For the records that follow, restate each one word for word and leave the images behind.

[DATA FOR THIS EXERCISE]

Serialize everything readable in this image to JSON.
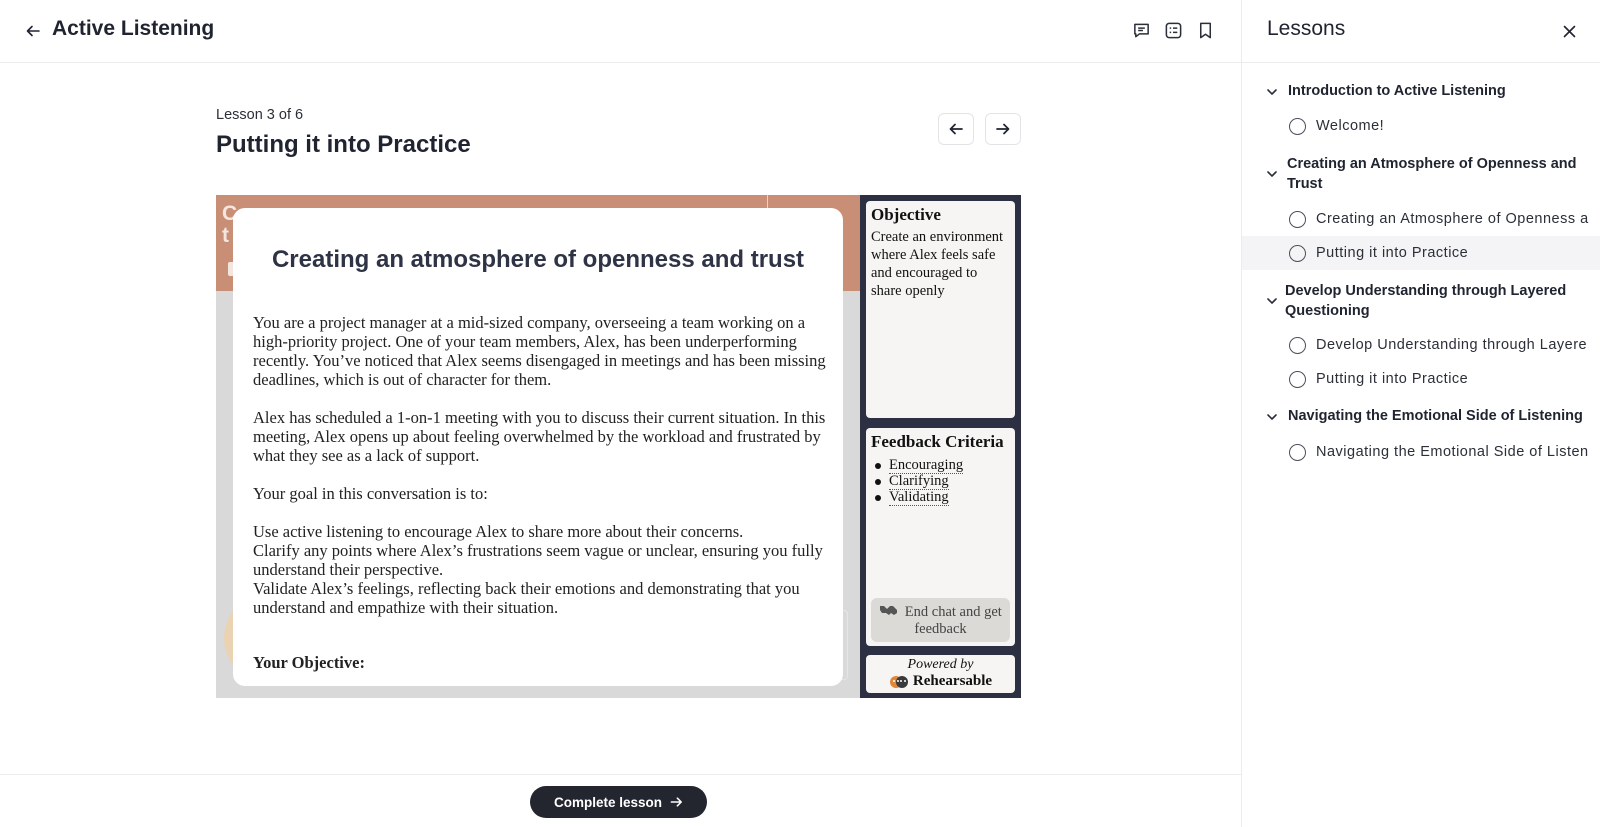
{
  "header": {
    "course_title": "Active Listening",
    "icons": [
      "back-arrow-icon",
      "comment-icon",
      "notes-icon",
      "bookmark-icon"
    ]
  },
  "lesson": {
    "count_label": "Lesson 3 of 6",
    "title": "Putting it into Practice"
  },
  "embed": {
    "background_text": "C",
    "background_text_2": "t",
    "modal": {
      "title": "Creating an atmosphere of openness and trust",
      "paragraphs": [
        "You are a project manager at a mid-sized company, overseeing a team working on a high-priority project. One of your team members, Alex, has been underperforming recently. You’ve noticed that Alex seems disengaged in meetings and has been missing deadlines, which is out of character for them.",
        "Alex has scheduled a 1-on-1 meeting with you to discuss their current situation. In this meeting, Alex opens up about feeling overwhelmed by the workload and frustrated by what they see as a lack of support.",
        "Your goal in this conversation is to:"
      ],
      "goals": [
        "Use active listening to encourage Alex to share more about their concerns.",
        "Clarify any points where Alex’s frustrations seem vague or unclear, ensuring you fully understand their perspective.",
        "Validate Alex’s feelings, reflecting back their emotions and demonstrating that you understand and empathize with their situation."
      ],
      "objective_heading": "Your Objective:"
    },
    "objective_card": {
      "heading": "Objective",
      "text": "Create an environment where Alex feels safe and encouraged to share openly"
    },
    "feedback_card": {
      "heading": "Feedback Criteria",
      "criteria": [
        "Encouraging",
        "Clarifying",
        "Validating"
      ],
      "end_button": "End chat and get feedback"
    },
    "powered": {
      "label": "Powered by",
      "brand": "Rehearsable"
    }
  },
  "footer": {
    "complete_label": "Complete lesson"
  },
  "sidebar": {
    "title": "Lessons",
    "sections": [
      {
        "label": "Introduction to Active Listening",
        "lessons": [
          {
            "label": "Welcome!",
            "active": false
          }
        ]
      },
      {
        "label": "Creating an Atmosphere of Openness and Trust",
        "lessons": [
          {
            "label": "Creating an Atmosphere of Openness a",
            "active": false
          },
          {
            "label": "Putting it into Practice",
            "active": true
          }
        ]
      },
      {
        "label": "Develop Understanding through Layered Questioning",
        "lessons": [
          {
            "label": "Develop Understanding through Layere",
            "active": false
          },
          {
            "label": "Putting it into Practice",
            "active": false
          }
        ]
      },
      {
        "label": "Navigating the Emotional Side of Listening",
        "lessons": [
          {
            "label": "Navigating the Emotional Side of Listen",
            "active": false
          }
        ]
      }
    ]
  }
}
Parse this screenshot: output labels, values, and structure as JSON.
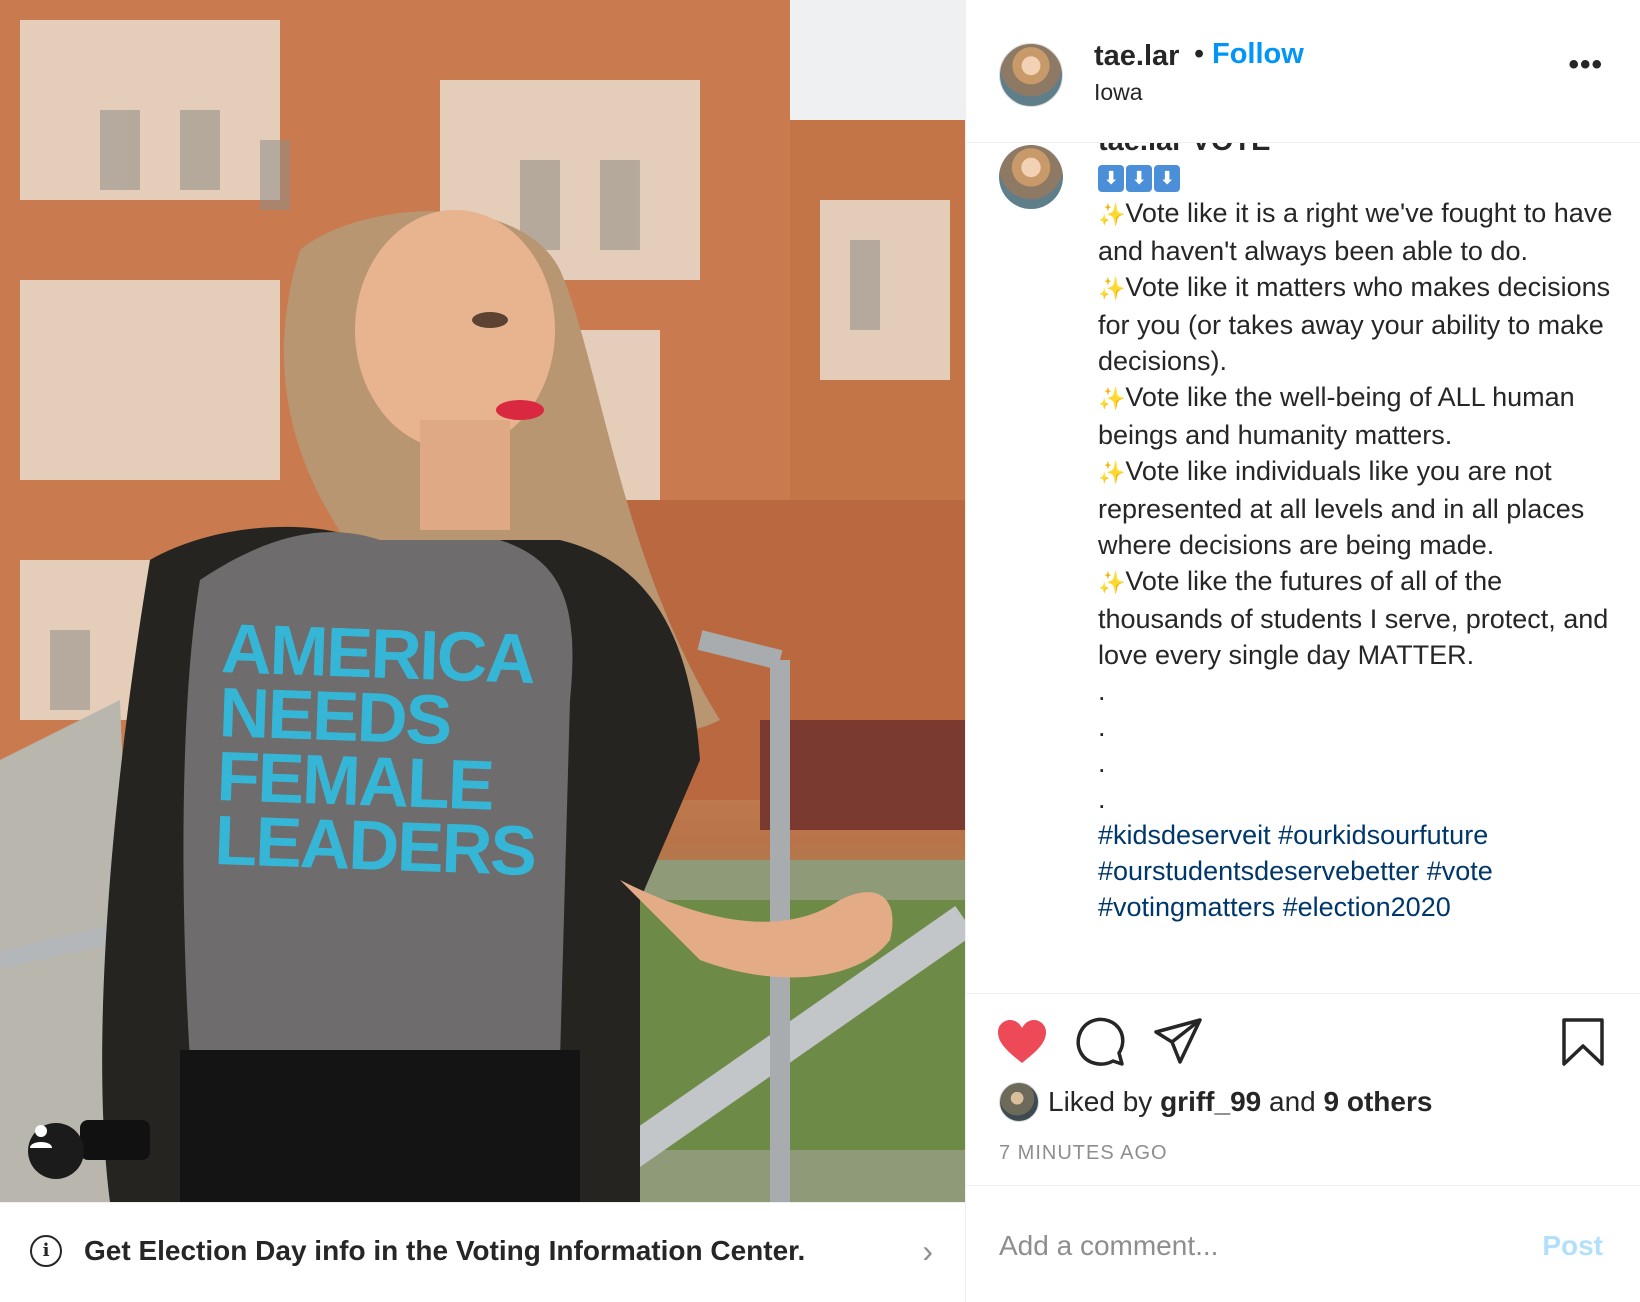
{
  "photo": {
    "shirt_lines": [
      "AMERICA",
      "NEEDS",
      "FEMALE",
      "LEADERS"
    ]
  },
  "voting_banner": {
    "text": "Get Election Day info in the Voting Information Center."
  },
  "header": {
    "username": "tae.lar",
    "separator": "•",
    "follow_label": "Follow",
    "location": "Iowa",
    "more_label": "•••"
  },
  "caption": {
    "top_line": "tae.lar VOTE",
    "arrows": [
      "⬇",
      "⬇",
      "⬇"
    ],
    "lines": [
      "Vote like it is a right we've fought to have and haven't always been able to do.",
      "Vote like it matters who makes decisions for you (or takes away your ability to make decisions).",
      "Vote like the well-being of ALL human beings and humanity matters.",
      "Vote like individuals like you are not represented at all levels and in all places where decisions are being made.",
      "Vote like the futures of all of the thousands of students I serve, protect, and love every single day MATTER."
    ],
    "dots": [
      ".",
      ".",
      ".",
      "."
    ],
    "hashtags": "#kidsdeserveit #ourkidsourfuture #ourstudentsdeservebetter #vote #votingmatters #election2020"
  },
  "actions": {
    "liked_prefix": "Liked by",
    "liked_user": "griff_99",
    "liked_and": "and",
    "liked_others": "9 others",
    "time_ago": "7 MINUTES AGO"
  },
  "comment": {
    "placeholder": "Add a comment...",
    "post_label": "Post"
  },
  "colors": {
    "follow_blue": "#0095f6",
    "heart_red": "#ed4956",
    "hashtag_blue": "#00376b",
    "post_disabled": "#b2dffc"
  }
}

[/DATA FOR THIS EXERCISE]

● RESULT FOR THIS TASK
Serialize everything readable in this image to JSON.
{
  "header": {
    "course_title": "Active Listening",
    "icons": [
      "back-arrow-icon",
      "comment-icon",
      "notes-icon",
      "bookmark-icon"
    ]
  },
  "lesson": {
    "count_label": "Lesson 3 of 6",
    "title": "Putting it into Practice"
  },
  "embed": {
    "background_text": "C",
    "background_text_2": "t",
    "modal": {
      "title": "Creating an atmosphere of openness and trust",
      "paragraphs": [
        "You are a project manager at a mid-sized company, overseeing a team working on a high-priority project. One of your team members, Alex, has been underperforming recently. You’ve noticed that Alex seems disengaged in meetings and has been missing deadlines, which is out of character for them.",
        "Alex has scheduled a 1-on-1 meeting with you to discuss their current situation. In this meeting, Alex opens up about feeling overwhelmed by the workload and frustrated by what they see as a lack of support.",
        "Your goal in this conversation is to:"
      ],
      "goals": [
        "Use active listening to encourage Alex to share more about their concerns.",
        "Clarify any points where Alex’s frustrations seem vague or unclear, ensuring you fully understand their perspective.",
        "Validate Alex’s feelings, reflecting back their emotions and demonstrating that you understand and empathize with their situation."
      ],
      "objective_heading": "Your Objective:"
    },
    "objective_card": {
      "heading": "Objective",
      "text": "Create an environment where Alex feels safe and encouraged to share openly"
    },
    "feedback_card": {
      "heading": "Feedback Criteria",
      "criteria": [
        "Encouraging",
        "Clarifying",
        "Validating"
      ],
      "end_button": "End chat and get feedback"
    },
    "powered": {
      "label": "Powered by",
      "brand": "Rehearsable"
    }
  },
  "footer": {
    "complete_label": "Complete lesson"
  },
  "sidebar": {
    "title": "Lessons",
    "sections": [
      {
        "label": "Introduction to Active Listening",
        "lessons": [
          {
            "label": "Welcome!",
            "active": false
          }
        ]
      },
      {
        "label": "Creating an Atmosphere of Openness and Trust",
        "lessons": [
          {
            "label": "Creating an Atmosphere of Openness a",
            "active": false
          },
          {
            "label": "Putting it into Practice",
            "active": true
          }
        ]
      },
      {
        "label": "Develop Understanding through Layered Questioning",
        "lessons": [
          {
            "label": "Develop Understanding through Layere",
            "active": false
          },
          {
            "label": "Putting it into Practice",
            "active": false
          }
        ]
      },
      {
        "label": "Navigating the Emotional Side of Listening",
        "lessons": [
          {
            "label": "Navigating the Emotional Side of Listen",
            "active": false
          }
        ]
      }
    ]
  }
}
Parse this screenshot: output labels, values, and structure as JSON.
{
  "photo": {
    "shirt_lines": [
      "AMERICA",
      "NEEDS",
      "FEMALE",
      "LEADERS"
    ]
  },
  "voting_banner": {
    "text": "Get Election Day info in the Voting Information Center."
  },
  "header": {
    "username": "tae.lar",
    "separator": "•",
    "follow_label": "Follow",
    "location": "Iowa",
    "more_label": "•••"
  },
  "caption": {
    "top_line": "tae.lar VOTE",
    "arrows": [
      "⬇",
      "⬇",
      "⬇"
    ],
    "lines": [
      "Vote like it is a right we've fought to have and haven't always been able to do.",
      "Vote like it matters who makes decisions for you (or takes away your ability to make decisions).",
      "Vote like the well-being of ALL human beings and humanity matters.",
      "Vote like individuals like you are not represented at all levels and in all places where decisions are being made.",
      "Vote like the futures of all of the thousands of students I serve, protect, and love every single day MATTER."
    ],
    "dots": [
      ".",
      ".",
      ".",
      "."
    ],
    "hashtags": "#kidsdeserveit #ourkidsourfuture #ourstudentsdeservebetter #vote #votingmatters #election2020"
  },
  "actions": {
    "liked_prefix": "Liked by",
    "liked_user": "griff_99",
    "liked_and": "and",
    "liked_others": "9 others",
    "time_ago": "7 MINUTES AGO"
  },
  "comment": {
    "placeholder": "Add a comment...",
    "post_label": "Post"
  },
  "colors": {
    "follow_blue": "#0095f6",
    "heart_red": "#ed4956",
    "hashtag_blue": "#00376b",
    "post_disabled": "#b2dffc"
  }
}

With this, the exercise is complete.